Data entries:

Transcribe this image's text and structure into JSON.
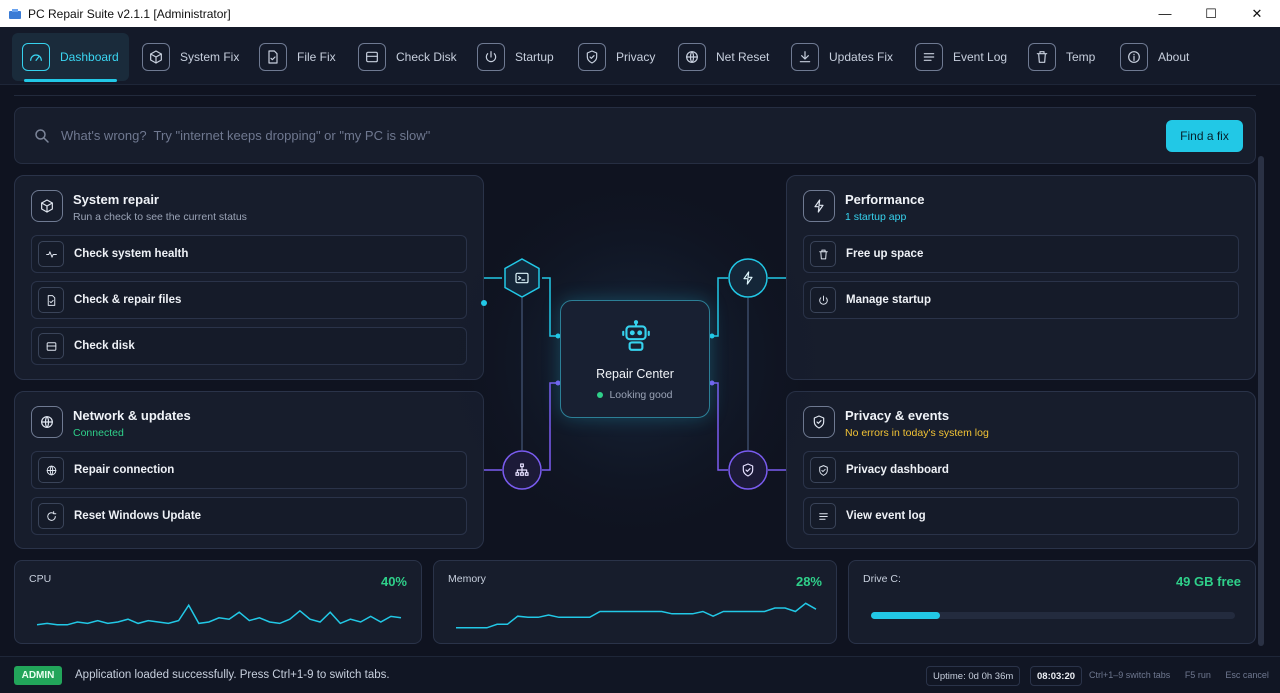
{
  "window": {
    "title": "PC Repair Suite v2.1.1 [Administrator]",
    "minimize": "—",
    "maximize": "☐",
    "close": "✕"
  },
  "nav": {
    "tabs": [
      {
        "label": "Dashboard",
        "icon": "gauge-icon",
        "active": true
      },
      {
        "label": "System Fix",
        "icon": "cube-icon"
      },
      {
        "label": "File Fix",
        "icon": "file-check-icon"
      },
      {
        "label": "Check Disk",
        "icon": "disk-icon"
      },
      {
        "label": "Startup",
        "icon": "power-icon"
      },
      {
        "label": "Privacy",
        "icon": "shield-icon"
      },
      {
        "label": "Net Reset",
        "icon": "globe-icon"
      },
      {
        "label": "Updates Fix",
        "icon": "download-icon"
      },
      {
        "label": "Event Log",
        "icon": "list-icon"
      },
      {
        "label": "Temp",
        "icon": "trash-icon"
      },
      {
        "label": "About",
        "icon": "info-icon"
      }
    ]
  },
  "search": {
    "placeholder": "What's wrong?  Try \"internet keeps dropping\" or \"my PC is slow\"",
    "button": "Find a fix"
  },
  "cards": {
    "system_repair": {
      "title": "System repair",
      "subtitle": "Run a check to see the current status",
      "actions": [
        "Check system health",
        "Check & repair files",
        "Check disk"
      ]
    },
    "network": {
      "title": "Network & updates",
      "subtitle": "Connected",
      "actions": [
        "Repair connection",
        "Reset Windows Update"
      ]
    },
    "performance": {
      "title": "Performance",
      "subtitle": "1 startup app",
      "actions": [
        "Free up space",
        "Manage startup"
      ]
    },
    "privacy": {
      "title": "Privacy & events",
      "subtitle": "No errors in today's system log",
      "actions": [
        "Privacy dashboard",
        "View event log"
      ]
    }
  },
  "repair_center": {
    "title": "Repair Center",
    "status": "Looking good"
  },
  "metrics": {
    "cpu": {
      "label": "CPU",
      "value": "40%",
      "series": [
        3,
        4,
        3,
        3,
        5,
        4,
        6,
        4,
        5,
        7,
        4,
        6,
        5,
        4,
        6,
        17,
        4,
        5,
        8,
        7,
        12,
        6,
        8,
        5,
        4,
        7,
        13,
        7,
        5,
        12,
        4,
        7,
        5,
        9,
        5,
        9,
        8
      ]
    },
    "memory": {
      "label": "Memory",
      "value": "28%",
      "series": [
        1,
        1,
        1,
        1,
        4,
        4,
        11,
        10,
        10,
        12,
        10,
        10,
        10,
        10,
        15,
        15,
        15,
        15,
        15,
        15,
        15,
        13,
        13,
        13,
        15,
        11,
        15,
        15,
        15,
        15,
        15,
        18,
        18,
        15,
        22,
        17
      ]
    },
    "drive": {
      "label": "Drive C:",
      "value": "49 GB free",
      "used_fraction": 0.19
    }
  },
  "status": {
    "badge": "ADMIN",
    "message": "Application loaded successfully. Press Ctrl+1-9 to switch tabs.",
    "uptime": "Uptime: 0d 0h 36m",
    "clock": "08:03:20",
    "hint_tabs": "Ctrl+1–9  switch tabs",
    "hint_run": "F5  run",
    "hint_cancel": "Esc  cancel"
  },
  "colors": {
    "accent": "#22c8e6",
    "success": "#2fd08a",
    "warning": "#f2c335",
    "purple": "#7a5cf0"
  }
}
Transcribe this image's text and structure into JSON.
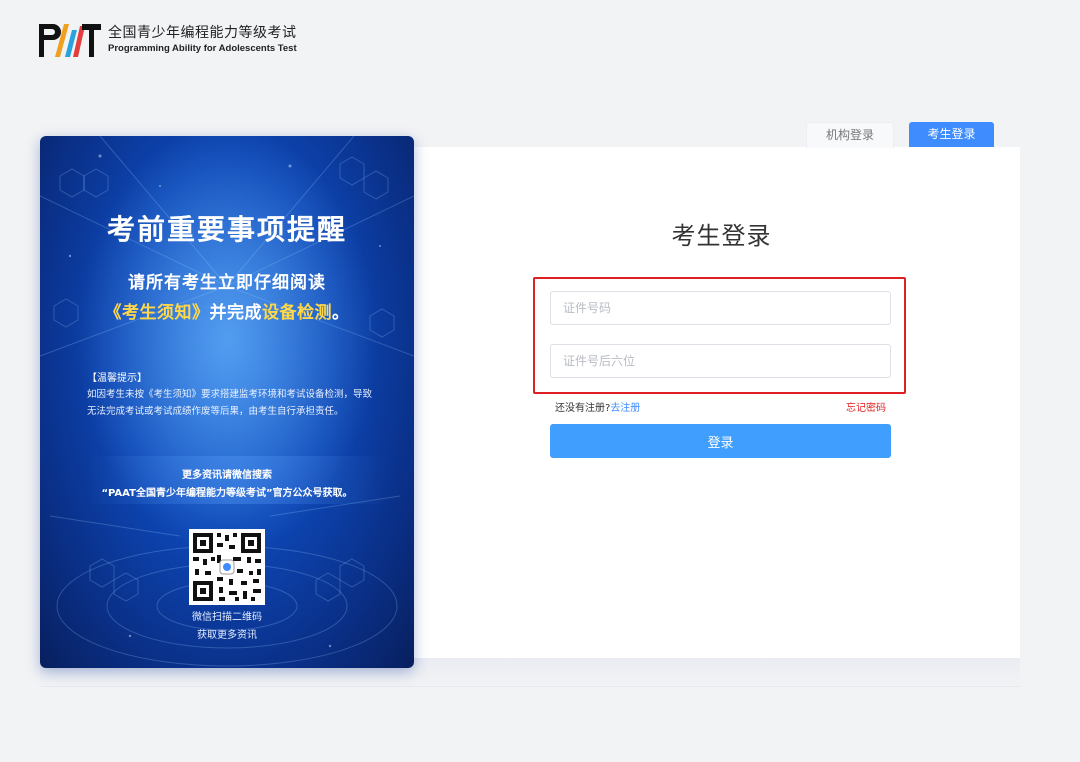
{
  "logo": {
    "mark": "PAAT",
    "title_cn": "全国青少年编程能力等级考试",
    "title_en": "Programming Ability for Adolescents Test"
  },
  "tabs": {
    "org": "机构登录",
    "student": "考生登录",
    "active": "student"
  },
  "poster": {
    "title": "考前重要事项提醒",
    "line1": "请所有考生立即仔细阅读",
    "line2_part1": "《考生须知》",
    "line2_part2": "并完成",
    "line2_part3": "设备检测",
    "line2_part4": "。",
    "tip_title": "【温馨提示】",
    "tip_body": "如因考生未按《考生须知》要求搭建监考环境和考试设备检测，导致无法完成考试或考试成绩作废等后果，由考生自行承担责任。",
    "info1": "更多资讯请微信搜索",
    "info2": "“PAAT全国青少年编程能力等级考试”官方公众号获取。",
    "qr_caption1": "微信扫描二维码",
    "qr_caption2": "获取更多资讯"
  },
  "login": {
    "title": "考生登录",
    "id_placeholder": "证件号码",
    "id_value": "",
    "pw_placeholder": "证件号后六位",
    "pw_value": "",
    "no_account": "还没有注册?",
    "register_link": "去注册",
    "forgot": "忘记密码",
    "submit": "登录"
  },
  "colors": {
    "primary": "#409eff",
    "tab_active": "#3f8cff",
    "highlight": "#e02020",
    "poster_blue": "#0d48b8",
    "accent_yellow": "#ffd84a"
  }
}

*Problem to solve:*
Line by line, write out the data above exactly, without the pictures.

*Task answer:*
Transcribe this image's text and structure into JSON.
{
  "window": {
    "title": "PC Repair Suite v2.1.1 [Administrator]",
    "minimize": "—",
    "maximize": "☐",
    "close": "✕"
  },
  "nav": {
    "tabs": [
      {
        "label": "Dashboard",
        "icon": "gauge-icon",
        "active": true
      },
      {
        "label": "System Fix",
        "icon": "cube-icon"
      },
      {
        "label": "File Fix",
        "icon": "file-check-icon"
      },
      {
        "label": "Check Disk",
        "icon": "disk-icon"
      },
      {
        "label": "Startup",
        "icon": "power-icon"
      },
      {
        "label": "Privacy",
        "icon": "shield-icon"
      },
      {
        "label": "Net Reset",
        "icon": "globe-icon"
      },
      {
        "label": "Updates Fix",
        "icon": "download-icon"
      },
      {
        "label": "Event Log",
        "icon": "list-icon"
      },
      {
        "label": "Temp",
        "icon": "trash-icon"
      },
      {
        "label": "About",
        "icon": "info-icon"
      }
    ]
  },
  "search": {
    "placeholder": "What's wrong?  Try \"internet keeps dropping\" or \"my PC is slow\"",
    "button": "Find a fix"
  },
  "cards": {
    "system_repair": {
      "title": "System repair",
      "subtitle": "Run a check to see the current status",
      "actions": [
        "Check system health",
        "Check & repair files",
        "Check disk"
      ]
    },
    "network": {
      "title": "Network & updates",
      "subtitle": "Connected",
      "actions": [
        "Repair connection",
        "Reset Windows Update"
      ]
    },
    "performance": {
      "title": "Performance",
      "subtitle": "1 startup app",
      "actions": [
        "Free up space",
        "Manage startup"
      ]
    },
    "privacy": {
      "title": "Privacy & events",
      "subtitle": "No errors in today's system log",
      "actions": [
        "Privacy dashboard",
        "View event log"
      ]
    }
  },
  "repair_center": {
    "title": "Repair Center",
    "status": "Looking good"
  },
  "metrics": {
    "cpu": {
      "label": "CPU",
      "value": "40%",
      "series": [
        3,
        4,
        3,
        3,
        5,
        4,
        6,
        4,
        5,
        7,
        4,
        6,
        5,
        4,
        6,
        17,
        4,
        5,
        8,
        7,
        12,
        6,
        8,
        5,
        4,
        7,
        13,
        7,
        5,
        12,
        4,
        7,
        5,
        9,
        5,
        9,
        8
      ]
    },
    "memory": {
      "label": "Memory",
      "value": "28%",
      "series": [
        1,
        1,
        1,
        1,
        4,
        4,
        11,
        10,
        10,
        12,
        10,
        10,
        10,
        10,
        15,
        15,
        15,
        15,
        15,
        15,
        15,
        13,
        13,
        13,
        15,
        11,
        15,
        15,
        15,
        15,
        15,
        18,
        18,
        15,
        22,
        17
      ]
    },
    "drive": {
      "label": "Drive C:",
      "value": "49 GB free",
      "used_fraction": 0.19
    }
  },
  "status": {
    "badge": "ADMIN",
    "message": "Application loaded successfully. Press Ctrl+1-9 to switch tabs.",
    "uptime": "Uptime: 0d 0h 36m",
    "clock": "08:03:20",
    "hint_tabs": "Ctrl+1–9  switch tabs",
    "hint_run": "F5  run",
    "hint_cancel": "Esc  cancel"
  },
  "colors": {
    "accent": "#22c8e6",
    "success": "#2fd08a",
    "warning": "#f2c335",
    "purple": "#7a5cf0"
  }
}
Transcribe this image's text and structure into JSON.
{
  "logo": {
    "mark": "PAAT",
    "title_cn": "全国青少年编程能力等级考试",
    "title_en": "Programming Ability for Adolescents Test"
  },
  "tabs": {
    "org": "机构登录",
    "student": "考生登录",
    "active": "student"
  },
  "poster": {
    "title": "考前重要事项提醒",
    "line1": "请所有考生立即仔细阅读",
    "line2_part1": "《考生须知》",
    "line2_part2": "并完成",
    "line2_part3": "设备检测",
    "line2_part4": "。",
    "tip_title": "【温馨提示】",
    "tip_body": "如因考生未按《考生须知》要求搭建监考环境和考试设备检测，导致无法完成考试或考试成绩作废等后果，由考生自行承担责任。",
    "info1": "更多资讯请微信搜索",
    "info2": "“PAAT全国青少年编程能力等级考试”官方公众号获取。",
    "qr_caption1": "微信扫描二维码",
    "qr_caption2": "获取更多资讯"
  },
  "login": {
    "title": "考生登录",
    "id_placeholder": "证件号码",
    "id_value": "",
    "pw_placeholder": "证件号后六位",
    "pw_value": "",
    "no_account": "还没有注册?",
    "register_link": "去注册",
    "forgot": "忘记密码",
    "submit": "登录"
  },
  "colors": {
    "primary": "#409eff",
    "tab_active": "#3f8cff",
    "highlight": "#e02020",
    "poster_blue": "#0d48b8",
    "accent_yellow": "#ffd84a"
  }
}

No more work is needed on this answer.